In any case, the bottom line is that a 5% reduction in overall size is a very impressive achievement! That’s a lot of megabytes being saved.

Comment from Boris
Time: December 6, 2011, 8:37 pm

Ed, the testcase was loading a single tab. At that point, for dmandelin’s numbers, you have 5MB of memory being used by the tab and 47MB used by things like all the Gecko code that’s located in memory, the browser UI, etc.

Reducing the size of JS objects does not reduce the amount of space that Gecko code takes in memory, so no matter what objshrink did that 47MB wasn’t going to get smaller.

Now as you have more pages loaded and as the pages are more JS-intensive, the relative fraction of that 47MB in overall browser memory usage shrinks, of course. So on bigger workloads objshrink wins more.

Comment from Erik Corry
Time: December 7, 2011, 4:03 am

So how much memory does it now take to run the stress test from ? For 60 seconds vs. 600 seconds?

Comment from Caspy7
Time: December 7, 2011, 7:24 am

Thanks so much for the update! This is great stuff.

I’m wondering if there is a already standardized testcase, like top 10 or 15 sites, for comparison.
Top *JS intensive* sites would be handy too.
Just as an example one could choose some big JS consumers (but not oddly uncommon) sites and do a comparison to show the difference.

Comment from pd
Time: December 11, 2011, 7:02 am

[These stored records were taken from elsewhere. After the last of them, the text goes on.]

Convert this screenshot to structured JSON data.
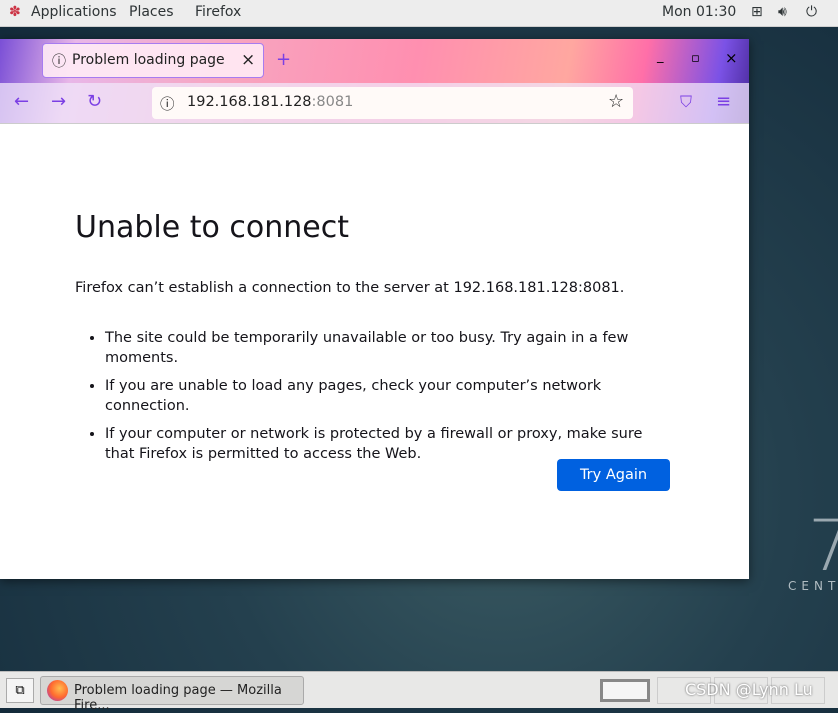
{
  "topbar": {
    "applications": "Applications",
    "places": "Places",
    "firefox": "Firefox",
    "clock": "Mon 01:30"
  },
  "tab": {
    "title": "Problem loading page",
    "close": "×",
    "new_tab": "+"
  },
  "window_controls": {
    "minimize": "_",
    "maximize": "▫",
    "close": "×"
  },
  "nav": {
    "url_host": "192.168.181.128",
    "url_port": ":8081"
  },
  "page": {
    "title": "Unable to connect",
    "description": "Firefox can’t establish a connection to the server at 192.168.181.128:8081.",
    "bullets": [
      "The site could be temporarily unavailable or too busy. Try again in a few moments.",
      "If you are unable to load any pages, check your computer’s network connection.",
      "If your computer or network is protected by a firewall or proxy, make sure that Firefox is permitted to access the Web."
    ],
    "try_again": "Try Again"
  },
  "desktop": {
    "logo_text": "CENT"
  },
  "taskbar": {
    "task_label": "Problem loading page — Mozilla Fire...",
    "watermark": "CSDN @Lynn Lu"
  }
}
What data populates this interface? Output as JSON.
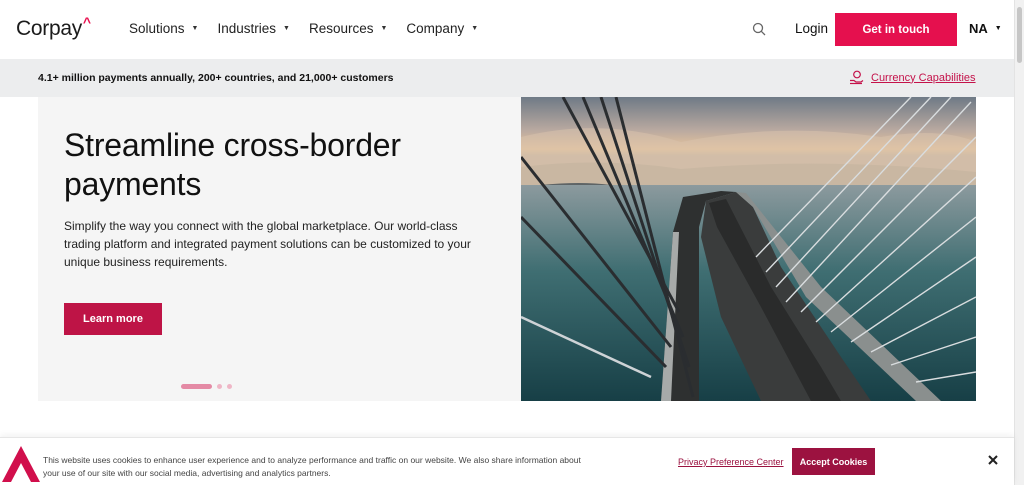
{
  "header": {
    "logo_text": "Corpay",
    "logo_caret": "^",
    "nav": [
      {
        "label": "Solutions"
      },
      {
        "label": "Industries"
      },
      {
        "label": "Resources"
      },
      {
        "label": "Company"
      }
    ],
    "search_icon": "search-icon",
    "login_label": "Login",
    "cta_label": "Get in touch",
    "region_label": "NA"
  },
  "strip": {
    "stats_text": "4.1+ million payments annually, 200+ countries, and 21,000+ customers",
    "link_label": "Currency Capabilities",
    "link_icon": "currency-exchange-icon"
  },
  "hero": {
    "title": "Streamline cross-border payments",
    "body": "Simplify the way you connect with the global marketplace. Our world-class trading platform and integrated payment solutions can be customized to your unique business requirements.",
    "button_label": "Learn more",
    "carousel": {
      "slides": 3,
      "active": 1
    }
  },
  "cookie_banner": {
    "text": "This website uses cookies to enhance user experience and to analyze performance and traffic on our website. We also share information about your use of our site with our social media, advertising and analytics partners.",
    "privacy_label": "Privacy Preference Center",
    "accept_label": "Accept Cookies",
    "close_icon": "close-icon"
  },
  "colors": {
    "brand_pink": "#e5104e",
    "brand_maroon": "#be1446",
    "strip_bg": "#ecedee"
  }
}
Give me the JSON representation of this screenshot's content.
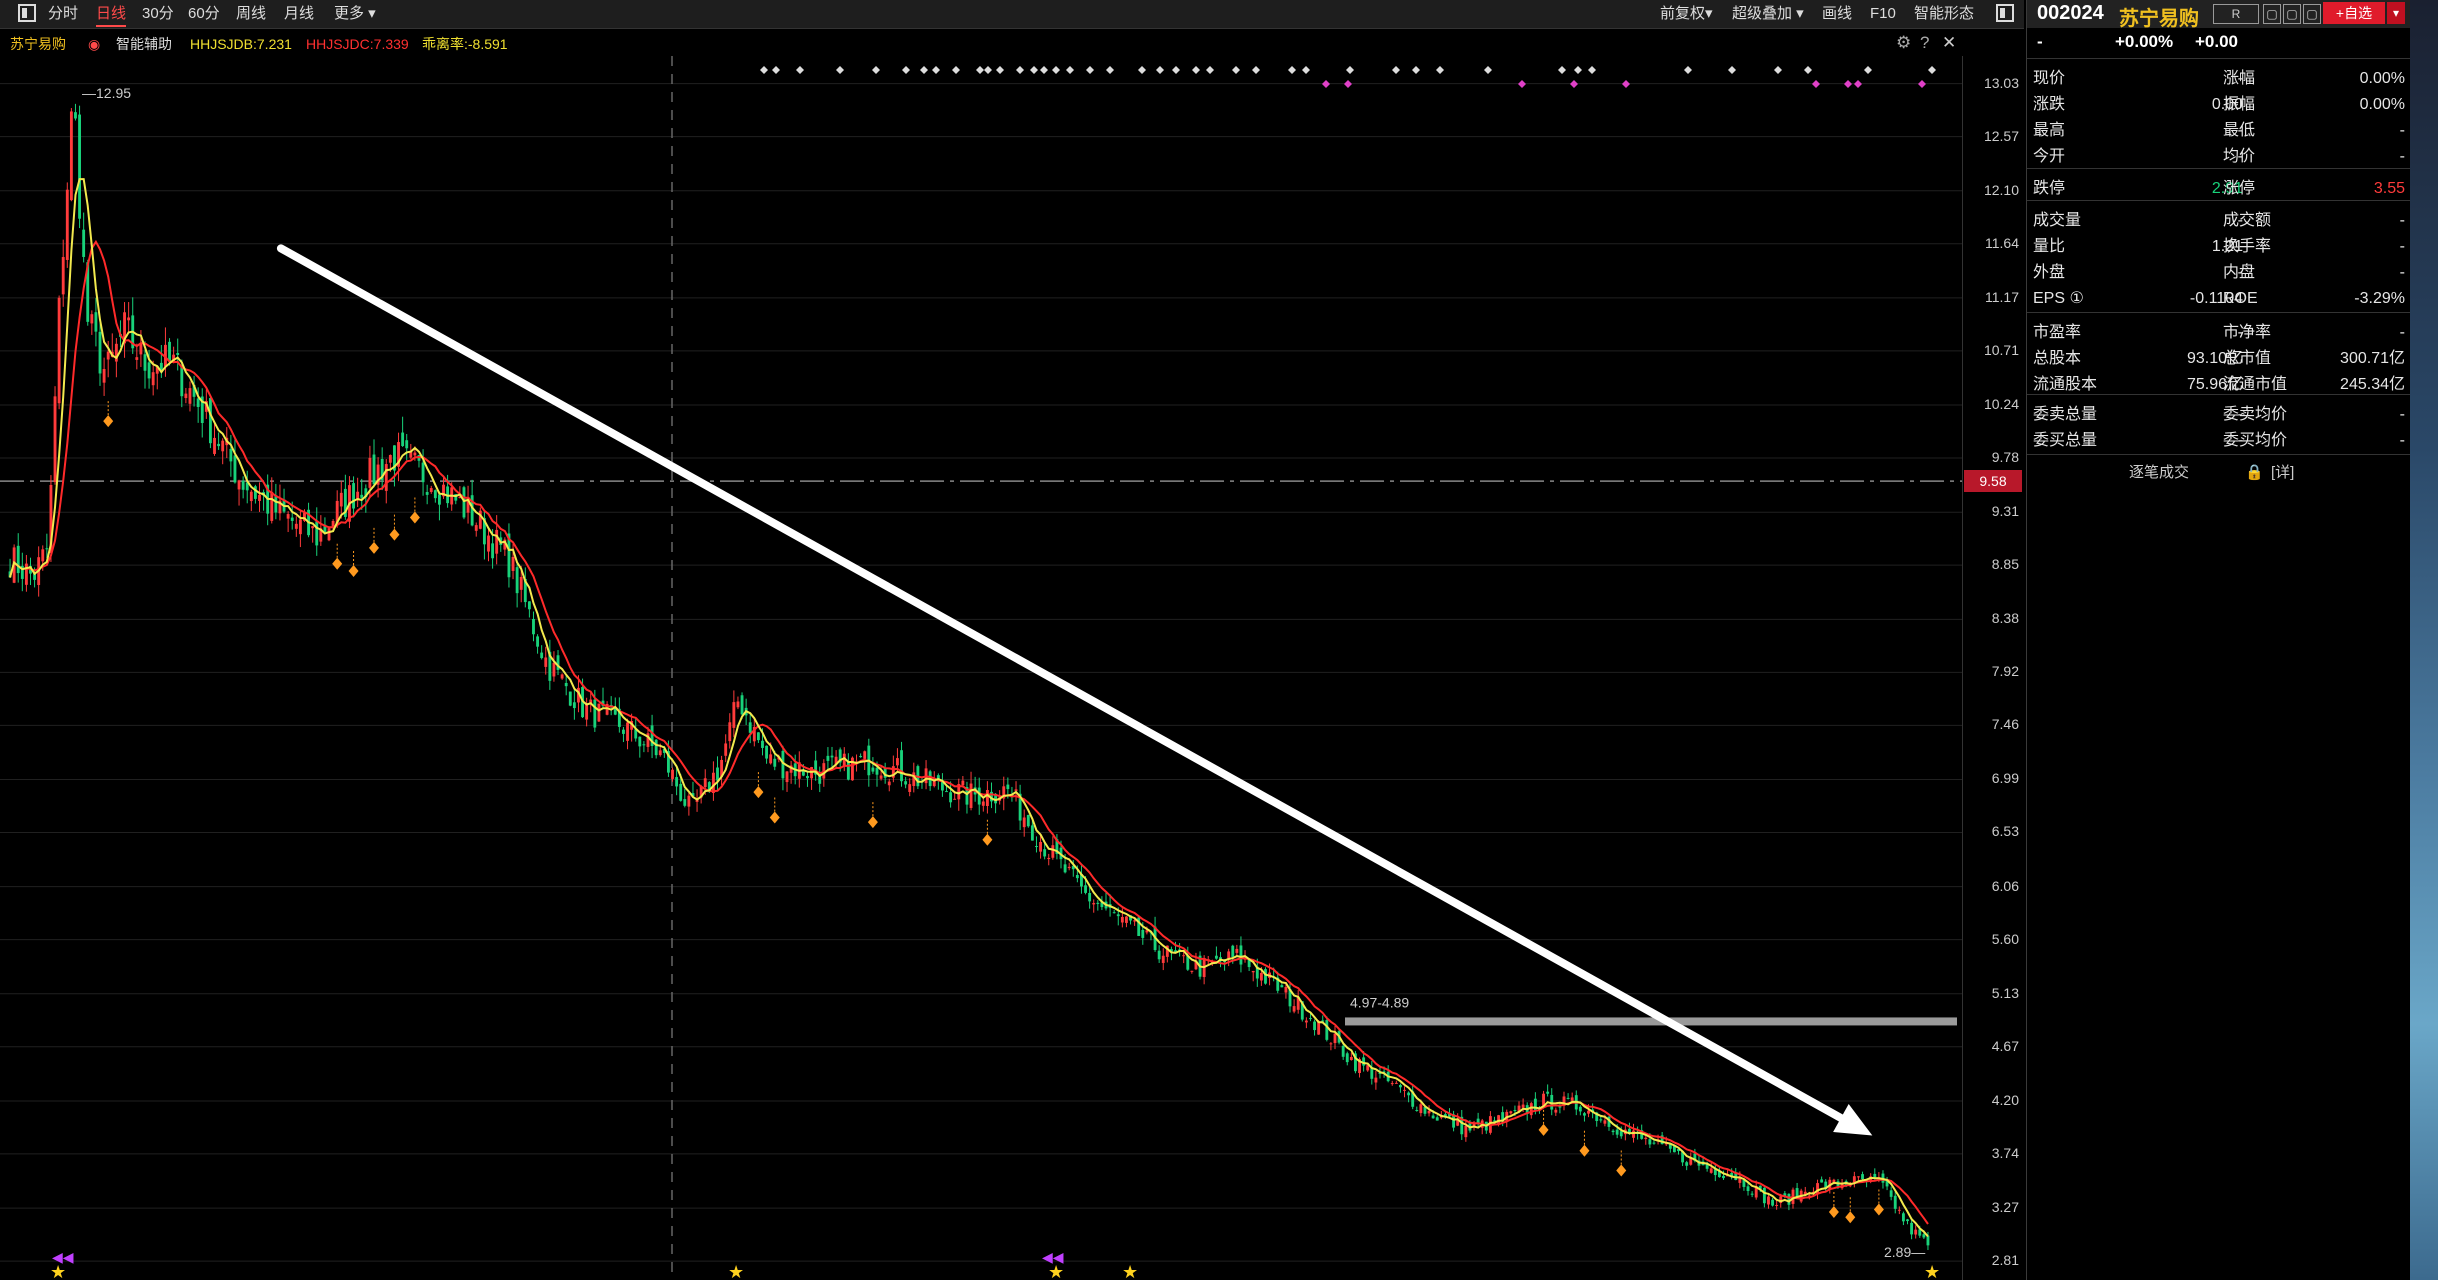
{
  "toolbar": {
    "left": [
      {
        "label": "分时",
        "active": false
      },
      {
        "label": "日线",
        "active": true
      },
      {
        "label": "30分",
        "active": false
      },
      {
        "label": "60分",
        "active": false
      },
      {
        "label": "周线",
        "active": false
      },
      {
        "label": "月线",
        "active": false
      },
      {
        "label": "更多 ▾",
        "active": false
      }
    ],
    "right": [
      "前复权▾",
      "超级叠加 ▾",
      "画线",
      "F10",
      "智能形态"
    ]
  },
  "infoline": {
    "name": "苏宁易购",
    "assist": "智能辅助",
    "hhjsjdb": "HHJSJDB:7.231",
    "hhjsjdc": "HHJSJDC:7.339",
    "distance": "乖离率:-8.591"
  },
  "colors": {
    "up": "#ff3b3b",
    "down": "#18d27a",
    "ma_fast": "#f2e94e",
    "ma_slow": "#ff2a2a",
    "marker": "#ff9a1f",
    "grid": "#202020"
  },
  "chart_data": {
    "type": "candlestick",
    "price_ticks": [
      "13.03",
      "12.57",
      "12.10",
      "11.64",
      "11.17",
      "10.71",
      "10.24",
      "9.78",
      "9.31",
      "8.85",
      "8.38",
      "7.92",
      "7.46",
      "6.99",
      "6.53",
      "6.06",
      "5.60",
      "5.13",
      "4.67",
      "4.20",
      "3.74",
      "3.27",
      "2.81"
    ],
    "ylim": [
      2.75,
      13.2
    ],
    "current_price": "9.58",
    "high_label": "12.95",
    "low_label": "2.89",
    "zone_label": "4.97-4.89",
    "zone_range": [
      4.89,
      4.97
    ],
    "trend_arrow": {
      "from": [
        0.142,
        11.6
      ],
      "to": [
        0.97,
        3.9
      ]
    },
    "anchors": [
      [
        0,
        8.9
      ],
      [
        0.012,
        8.75
      ],
      [
        0.02,
        9.0
      ],
      [
        0.026,
        11.2
      ],
      [
        0.033,
        12.95
      ],
      [
        0.04,
        11.0
      ],
      [
        0.05,
        10.5
      ],
      [
        0.06,
        10.9
      ],
      [
        0.07,
        10.6
      ],
      [
        0.085,
        10.6
      ],
      [
        0.1,
        10.2
      ],
      [
        0.12,
        9.6
      ],
      [
        0.14,
        9.3
      ],
      [
        0.16,
        9.1
      ],
      [
        0.18,
        9.5
      ],
      [
        0.2,
        9.8
      ],
      [
        0.22,
        9.6
      ],
      [
        0.24,
        9.3
      ],
      [
        0.26,
        8.9
      ],
      [
        0.28,
        8.0
      ],
      [
        0.3,
        7.6
      ],
      [
        0.32,
        7.45
      ],
      [
        0.34,
        7.2
      ],
      [
        0.355,
        6.7
      ],
      [
        0.37,
        7.1
      ],
      [
        0.38,
        7.7
      ],
      [
        0.395,
        7.15
      ],
      [
        0.42,
        7.05
      ],
      [
        0.45,
        7.15
      ],
      [
        0.48,
        6.95
      ],
      [
        0.5,
        6.85
      ],
      [
        0.52,
        6.9
      ],
      [
        0.54,
        6.4
      ],
      [
        0.56,
        6.0
      ],
      [
        0.58,
        5.75
      ],
      [
        0.6,
        5.5
      ],
      [
        0.62,
        5.35
      ],
      [
        0.64,
        5.45
      ],
      [
        0.66,
        5.2
      ],
      [
        0.68,
        4.9
      ],
      [
        0.7,
        4.55
      ],
      [
        0.72,
        4.35
      ],
      [
        0.74,
        4.1
      ],
      [
        0.76,
        3.95
      ],
      [
        0.78,
        4.05
      ],
      [
        0.8,
        4.2
      ],
      [
        0.82,
        4.15
      ],
      [
        0.84,
        3.95
      ],
      [
        0.86,
        3.8
      ],
      [
        0.88,
        3.65
      ],
      [
        0.9,
        3.55
      ],
      [
        0.92,
        3.3
      ],
      [
        0.94,
        3.45
      ],
      [
        0.96,
        3.5
      ],
      [
        0.975,
        3.5
      ],
      [
        0.99,
        3.1
      ],
      [
        1.0,
        2.95
      ]
    ],
    "marker_positions": [
      0.052,
      0.17,
      0.18,
      0.19,
      0.2,
      0.212,
      0.39,
      0.398,
      0.45,
      0.51,
      0.8,
      0.82,
      0.84,
      0.952,
      0.96,
      0.975
    ]
  },
  "quote": {
    "code": "002024",
    "name": "苏宁易购",
    "badge_r": "R",
    "add_label": "+自选",
    "change_pct": "+0.00%",
    "change_amt": "+0.00",
    "dash": "-",
    "rows": [
      [
        "现价",
        "-",
        "涨幅",
        "0.00%"
      ],
      [
        "涨跌",
        "0.00",
        "振幅",
        "0.00%"
      ],
      [
        "最高",
        "-",
        "最低",
        "-"
      ],
      [
        "今开",
        "-",
        "均价",
        "-"
      ],
      [
        "跌停",
        "2.91",
        "涨停",
        "3.55"
      ],
      [
        "成交量",
        "-",
        "成交额",
        "-"
      ],
      [
        "量比",
        "1.21",
        "换手率",
        "-"
      ],
      [
        "外盘",
        "-",
        "内盘",
        "-"
      ],
      [
        "EPS ①",
        "-0.1104",
        "ROE",
        "-3.29%"
      ],
      [
        "市盈率",
        "-",
        "市净率",
        "-"
      ],
      [
        "总股本",
        "93.10亿",
        "总市值",
        "300.71亿"
      ],
      [
        "流通股本",
        "75.96亿",
        "流通市值",
        "245.34亿"
      ],
      [
        "委卖总量",
        "-",
        "委卖均价",
        "-"
      ],
      [
        "委买总量",
        "-",
        "委买均价",
        "-"
      ]
    ],
    "footer_left": "逐笔成交",
    "footer_right": "[详]"
  }
}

Congrats to Brian Hackett and all involved. It warms the heart to read of such great work focusing with a fine-tooth comb on memory and JS perf issues.